Powered by NewsLook.com
Ebola Protective Suits Being Made in China

Ebola Protective Suits Being Made in China

AFP (Oct. 24, 2014) A factory in China is busy making Ebola protective suits for healthcare workers and others fighting the spread of the virus. Duration: 00:38 Video provided by AFP
Powered by NewsLook.com
WHO: Millions of Ebola Vaccine Doses by 2015

WHO: Millions of Ebola Vaccine Doses by 2015

AP (Oct. 24, 2014) The World Health Organization said on Friday that millions of doses of two experimental Ebola vaccines could be ready for use in 2015 and five more experimental vaccines would start being tested in March. (Oct. 24) Video provided by AP
Powered by NewsLook.com
Microsoft Riding High On Strong Surface, Cloud Performance

Microsoft Riding High On Strong Surface, Cloud Performance

Newsy (Oct. 24, 2014) Microsoft's Q3 earnings showed its tablets and cloud services are really hitting their stride.
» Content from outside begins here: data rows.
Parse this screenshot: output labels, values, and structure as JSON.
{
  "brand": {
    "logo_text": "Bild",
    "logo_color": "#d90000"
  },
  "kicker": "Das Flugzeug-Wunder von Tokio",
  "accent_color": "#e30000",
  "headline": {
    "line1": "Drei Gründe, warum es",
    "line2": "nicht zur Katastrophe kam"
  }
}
Video provided by Newsy
Powered by NewsLook.com

Search ScienceDaily

Number of stories in archives: 140,361

Find with keyword(s):
Enter a keyword or phrase to search ScienceDaily for related topics and research stories.

Save/Print:
Share:

Breaking News:

Strange & Offbeat Stories


Science & Society

Business & Industry

Education & Learning

In Other News

... from NewsDaily.com

Science News

Health News

Environment News

Technology News



Save/Print:
Share:

Free Subscriptions


Get the latest science news with ScienceDaily's free email newsletters, updated daily and weekly. Or view hourly updated newsfeeds in your RSS reader:

Get Social & Mobile


Keep up to date with the latest news from ScienceDaily via social networks and mobile apps:

Have Feedback?


Tell us what you think of ScienceDaily -- we welcome both positive and negative comments. Have any problems using the site? Questions?
Mobile: iPhone Android Web
Follow: Facebook Twitter Google+
Subscribe: RSS Feeds Email Newsletters
Latest Headlines Health & Medicine Mind & Brain Space & Time Matter & Energy Computers & Math Plants & Animals Earth & Climate Fossils & Ruins